Since then When Albany was a small town called Beverwyck, people flocked to the Hudson Valley to make their fortunes. These people had been hunters, farmers, sawmills and turnkey men, or immigrants drawn to America’s canal boom. Today’s influx is similar: farmers, brewers, sawmills and weavers — but many of them hail from Brooklyn.
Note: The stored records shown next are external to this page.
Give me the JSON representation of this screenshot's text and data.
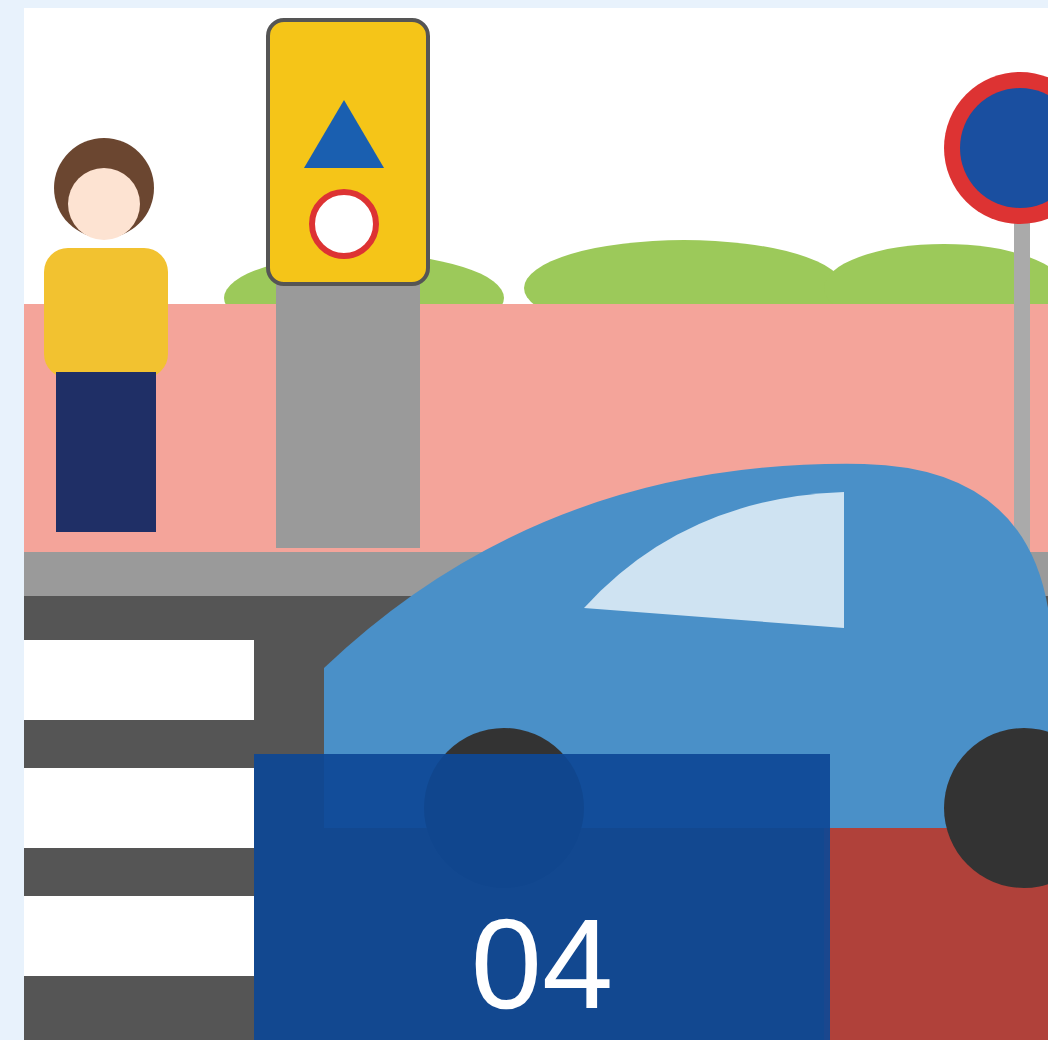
{
  "card": {
    "number": "04"
  }
}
“We’re from Brooklyn and we moved here four years ago, so that’s a typical story,” says Kari Lorenson, who with her husband Erik Guzman founded KHEM Studios, a furniture and home furnishings maker, in the town of Stamford. Ms Lorenson, a former sculptor, said it was the sun and the sky that gave her special inspiration. (The same light caught the attention of the painters of the Hudson River School in the mid-19th century.) For this wave of entrepreneurs, the Hudson Valley was a rich source, and since the valley’s previous wealth and industrial decline, It has been underused for a decade. glory. These exceptional conditions fit their mission: to recycle, repurpose, and/or handcraft locally sourced small-batch items.